**What you will do**
In the entries that follow, find each line with the word "click" and copy it.
━━━━━━
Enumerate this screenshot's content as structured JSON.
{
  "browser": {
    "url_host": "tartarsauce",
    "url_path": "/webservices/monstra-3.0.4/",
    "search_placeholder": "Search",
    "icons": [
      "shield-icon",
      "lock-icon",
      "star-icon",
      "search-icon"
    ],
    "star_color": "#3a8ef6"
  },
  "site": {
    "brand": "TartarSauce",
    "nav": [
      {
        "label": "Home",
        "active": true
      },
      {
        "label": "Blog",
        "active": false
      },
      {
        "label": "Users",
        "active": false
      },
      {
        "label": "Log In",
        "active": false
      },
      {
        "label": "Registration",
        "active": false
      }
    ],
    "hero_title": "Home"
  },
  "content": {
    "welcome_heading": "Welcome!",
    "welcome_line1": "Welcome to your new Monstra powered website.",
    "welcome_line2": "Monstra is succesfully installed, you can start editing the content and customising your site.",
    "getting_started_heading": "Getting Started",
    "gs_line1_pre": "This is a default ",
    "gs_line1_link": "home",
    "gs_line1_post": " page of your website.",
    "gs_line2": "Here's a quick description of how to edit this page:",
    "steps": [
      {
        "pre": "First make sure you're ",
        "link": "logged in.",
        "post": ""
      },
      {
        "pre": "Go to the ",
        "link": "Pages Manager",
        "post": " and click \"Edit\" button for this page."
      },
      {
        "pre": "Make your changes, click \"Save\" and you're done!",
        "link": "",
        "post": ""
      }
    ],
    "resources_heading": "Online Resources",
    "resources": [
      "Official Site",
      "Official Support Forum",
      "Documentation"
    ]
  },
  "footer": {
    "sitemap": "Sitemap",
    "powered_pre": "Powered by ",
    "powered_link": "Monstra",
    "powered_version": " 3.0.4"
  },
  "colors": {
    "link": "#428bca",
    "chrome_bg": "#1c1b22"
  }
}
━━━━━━
**Answer to the problem**
        "post": " and click \"Edit\" button for this page."
        "pre": "Make your changes, click \"Save\" and you're done!",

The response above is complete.